- _INSTRUCTIONS TO FOLLOW_:
Images are to be omitted, and the rest of the records reproduced exactly.

- _INPUT DATA_:

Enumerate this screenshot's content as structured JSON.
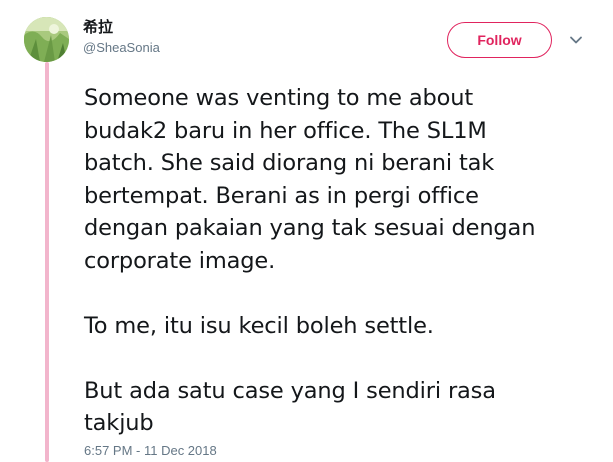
{
  "user": {
    "display_name": "希拉",
    "handle": "@SheaSonia"
  },
  "actions": {
    "follow_label": "Follow",
    "menu_icon": "chevron-down-icon"
  },
  "tweet": {
    "paragraphs": [
      {
        "lines": [
          "Someone was venting to me about",
          "budak2 baru in her office. The SL1M",
          "batch. She said diorang ni berani tak",
          "bertempat. Berani as in pergi office",
          "dengan pakaian yang tak sesuai dengan",
          "corporate image."
        ]
      },
      {
        "lines": [
          "To me, itu isu kecil boleh settle."
        ]
      },
      {
        "lines": [
          "But ada satu case yang I sendiri rasa",
          "takjub"
        ]
      }
    ],
    "timestamp": "6:57 PM - 11 Dec 2018"
  },
  "colors": {
    "accent": "#e0245e",
    "thread_line": "#f2b5cc",
    "secondary_text": "#657786",
    "primary_text": "#14171a"
  }
}
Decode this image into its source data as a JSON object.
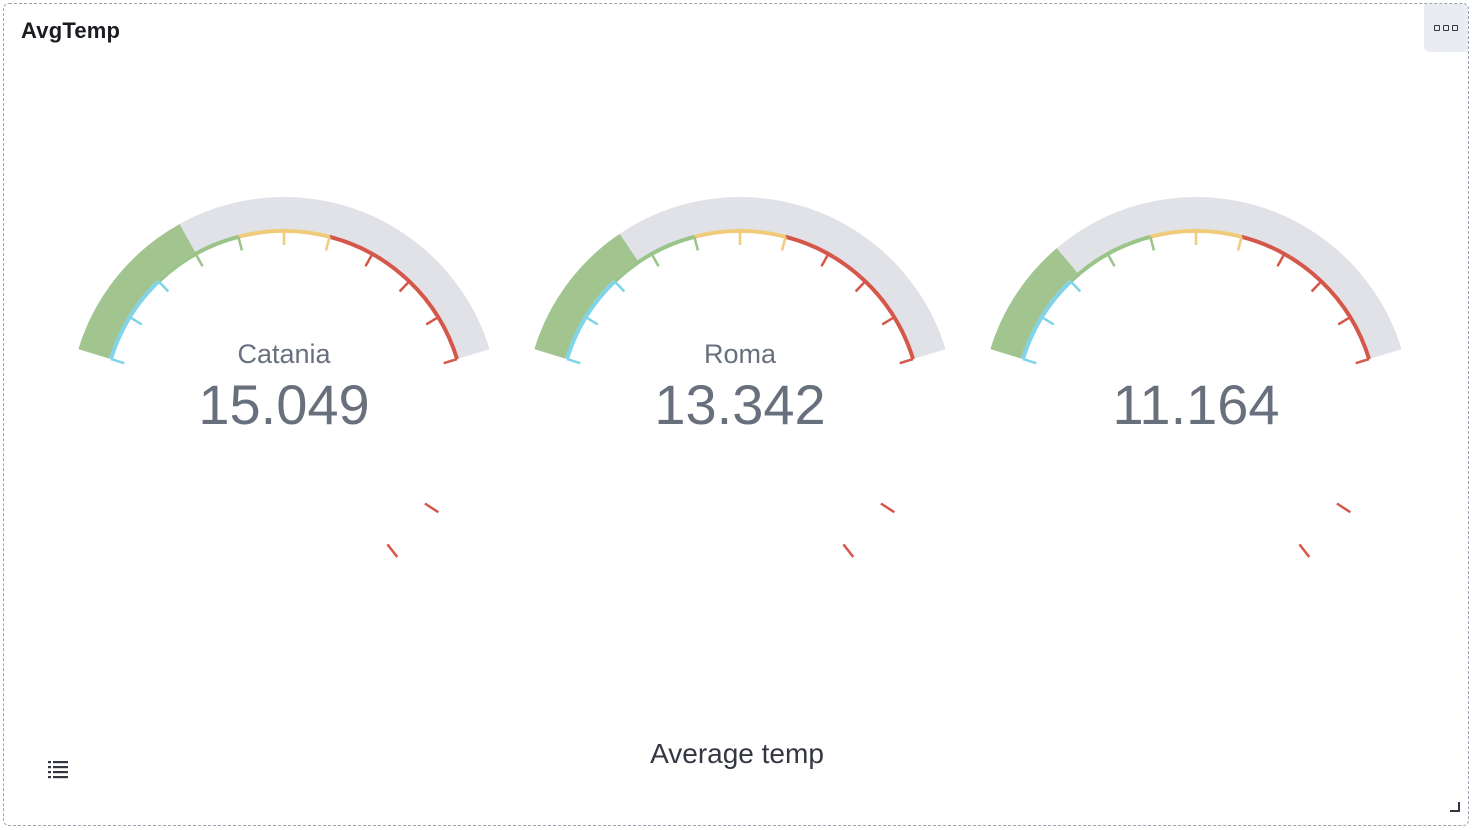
{
  "panel": {
    "title": "AvgTemp",
    "options_icon": "ellipsis-boxes-icon",
    "legend_icon": "list-icon",
    "resize_icon": "resize-corner-icon"
  },
  "footer": {
    "label": "Average temp"
  },
  "colors": {
    "fill": "#a2c58f",
    "track": "#e0e2e7",
    "band_blue": "#7fd4e8",
    "band_green": "#9bc48a",
    "band_yellow": "#efcb7b",
    "band_red": "#d4574a",
    "text": "#69707d"
  },
  "chart_data": {
    "type": "gauge",
    "range": [
      0,
      50
    ],
    "fill_start_value": 0,
    "color_bands": [
      {
        "from": 0,
        "to": 10,
        "color": "#7fd4e8"
      },
      {
        "from": 10,
        "to": 20,
        "color": "#9bc48a"
      },
      {
        "from": 20,
        "to": 30,
        "color": "#efcb7b"
      },
      {
        "from": 30,
        "to": 50,
        "color": "#d4574a"
      }
    ],
    "gauges": [
      {
        "label": "Catania",
        "value": 15.049
      },
      {
        "label": "Roma",
        "value": 13.342
      },
      {
        "label": "",
        "value": 11.164
      }
    ]
  }
}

- _EXERCISE OUTPUT_:
Enumerate this screenshot's content as structured JSON.
{
  "user": {
    "display_name": "希拉",
    "handle": "@SheaSonia"
  },
  "actions": {
    "follow_label": "Follow",
    "menu_icon": "chevron-down-icon"
  },
  "tweet": {
    "paragraphs": [
      {
        "lines": [
          "Someone was venting to me about",
          "budak2 baru in her office. The SL1M",
          "batch. She said diorang ni berani tak",
          "bertempat. Berani as in pergi office",
          "dengan pakaian yang tak sesuai dengan",
          "corporate image."
        ]
      },
      {
        "lines": [
          "To me, itu isu kecil boleh settle."
        ]
      },
      {
        "lines": [
          "But ada satu case yang I sendiri rasa",
          "takjub"
        ]
      }
    ],
    "timestamp": "6:57 PM - 11 Dec 2018"
  },
  "colors": {
    "accent": "#e0245e",
    "thread_line": "#f2b5cc",
    "secondary_text": "#657786",
    "primary_text": "#14171a"
  }
}
Decode this image into its source data as a JSON object.
{
  "panel": {
    "title": "AvgTemp",
    "options_icon": "ellipsis-boxes-icon",
    "legend_icon": "list-icon",
    "resize_icon": "resize-corner-icon"
  },
  "footer": {
    "label": "Average temp"
  },
  "colors": {
    "fill": "#a2c58f",
    "track": "#e0e2e7",
    "band_blue": "#7fd4e8",
    "band_green": "#9bc48a",
    "band_yellow": "#efcb7b",
    "band_red": "#d4574a",
    "text": "#69707d"
  },
  "chart_data": {
    "type": "gauge",
    "range": [
      0,
      50
    ],
    "fill_start_value": 0,
    "color_bands": [
      {
        "from": 0,
        "to": 10,
        "color": "#7fd4e8"
      },
      {
        "from": 10,
        "to": 20,
        "color": "#9bc48a"
      },
      {
        "from": 20,
        "to": 30,
        "color": "#efcb7b"
      },
      {
        "from": 30,
        "to": 50,
        "color": "#d4574a"
      }
    ],
    "gauges": [
      {
        "label": "Catania",
        "value": 15.049
      },
      {
        "label": "Roma",
        "value": 13.342
      },
      {
        "label": "",
        "value": 11.164
      }
    ]
  }
}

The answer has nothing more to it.